_YOUR GOAL:_ Go through the data below and copy each line where the word "status" occurs.

---------- SUPPLIED MATERIAL

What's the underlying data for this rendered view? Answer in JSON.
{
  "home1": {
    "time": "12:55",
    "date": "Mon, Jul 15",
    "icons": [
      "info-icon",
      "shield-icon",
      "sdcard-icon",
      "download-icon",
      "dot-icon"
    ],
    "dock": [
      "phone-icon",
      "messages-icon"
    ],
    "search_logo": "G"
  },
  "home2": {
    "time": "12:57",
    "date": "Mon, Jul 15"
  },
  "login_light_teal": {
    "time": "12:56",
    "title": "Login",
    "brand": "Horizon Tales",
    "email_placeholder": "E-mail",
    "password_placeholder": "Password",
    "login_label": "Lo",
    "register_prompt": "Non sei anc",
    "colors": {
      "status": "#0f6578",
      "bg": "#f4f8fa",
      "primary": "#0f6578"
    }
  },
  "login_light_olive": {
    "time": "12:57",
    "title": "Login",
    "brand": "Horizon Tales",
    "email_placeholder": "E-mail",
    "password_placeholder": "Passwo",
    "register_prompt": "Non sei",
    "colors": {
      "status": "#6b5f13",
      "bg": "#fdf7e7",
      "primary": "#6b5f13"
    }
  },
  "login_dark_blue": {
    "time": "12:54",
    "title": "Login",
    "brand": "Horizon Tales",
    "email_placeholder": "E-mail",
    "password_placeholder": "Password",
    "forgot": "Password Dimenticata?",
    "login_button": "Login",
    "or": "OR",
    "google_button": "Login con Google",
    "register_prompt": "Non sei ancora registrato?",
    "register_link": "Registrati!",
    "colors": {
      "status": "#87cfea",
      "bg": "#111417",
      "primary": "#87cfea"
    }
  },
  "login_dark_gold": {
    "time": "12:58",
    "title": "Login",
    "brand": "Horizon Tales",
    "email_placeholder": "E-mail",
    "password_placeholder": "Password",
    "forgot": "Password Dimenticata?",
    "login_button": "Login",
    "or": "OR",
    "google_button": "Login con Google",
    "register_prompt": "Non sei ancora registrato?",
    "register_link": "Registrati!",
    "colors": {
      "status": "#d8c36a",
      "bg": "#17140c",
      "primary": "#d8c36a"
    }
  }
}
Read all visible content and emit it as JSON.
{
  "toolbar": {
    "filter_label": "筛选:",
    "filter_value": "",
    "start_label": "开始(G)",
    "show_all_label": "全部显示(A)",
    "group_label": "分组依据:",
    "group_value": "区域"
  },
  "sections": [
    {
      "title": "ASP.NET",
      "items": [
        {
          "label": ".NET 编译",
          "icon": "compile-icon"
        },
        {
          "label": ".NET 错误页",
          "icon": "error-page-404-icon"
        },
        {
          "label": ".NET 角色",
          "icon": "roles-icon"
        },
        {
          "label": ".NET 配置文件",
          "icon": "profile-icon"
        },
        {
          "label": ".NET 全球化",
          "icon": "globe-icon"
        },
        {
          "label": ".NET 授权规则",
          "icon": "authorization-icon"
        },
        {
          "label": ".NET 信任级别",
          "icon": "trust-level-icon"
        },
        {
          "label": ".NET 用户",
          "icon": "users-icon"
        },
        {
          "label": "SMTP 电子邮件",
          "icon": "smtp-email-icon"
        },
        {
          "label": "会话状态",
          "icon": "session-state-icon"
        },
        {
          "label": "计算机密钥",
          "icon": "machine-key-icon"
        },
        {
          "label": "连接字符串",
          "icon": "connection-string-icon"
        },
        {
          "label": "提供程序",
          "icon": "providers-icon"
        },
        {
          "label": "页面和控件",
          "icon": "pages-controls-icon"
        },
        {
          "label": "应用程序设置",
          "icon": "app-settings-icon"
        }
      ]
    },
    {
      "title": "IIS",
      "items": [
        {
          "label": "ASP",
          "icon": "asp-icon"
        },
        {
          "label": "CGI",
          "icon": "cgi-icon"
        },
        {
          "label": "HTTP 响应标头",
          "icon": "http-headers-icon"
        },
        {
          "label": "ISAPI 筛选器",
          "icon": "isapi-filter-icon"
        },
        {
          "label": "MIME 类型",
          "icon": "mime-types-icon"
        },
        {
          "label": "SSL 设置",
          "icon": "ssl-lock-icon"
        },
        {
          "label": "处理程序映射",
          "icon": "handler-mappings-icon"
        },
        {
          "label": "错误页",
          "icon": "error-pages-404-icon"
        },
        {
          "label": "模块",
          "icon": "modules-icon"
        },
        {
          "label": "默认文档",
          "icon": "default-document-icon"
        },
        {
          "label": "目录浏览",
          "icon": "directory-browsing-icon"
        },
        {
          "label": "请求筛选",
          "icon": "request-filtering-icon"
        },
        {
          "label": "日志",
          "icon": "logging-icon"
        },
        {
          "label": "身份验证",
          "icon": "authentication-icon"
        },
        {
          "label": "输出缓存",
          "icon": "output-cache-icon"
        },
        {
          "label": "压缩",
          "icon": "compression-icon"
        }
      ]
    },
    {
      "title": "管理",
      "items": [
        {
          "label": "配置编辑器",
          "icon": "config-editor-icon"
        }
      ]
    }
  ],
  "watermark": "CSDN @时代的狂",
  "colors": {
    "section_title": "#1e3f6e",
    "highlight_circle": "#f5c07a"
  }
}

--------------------

_FINISHED TASK:_
      "status": "#0f6578",
      "status": "#6b5f13",
      "status": "#87cfea",
      "status": "#d8c36a",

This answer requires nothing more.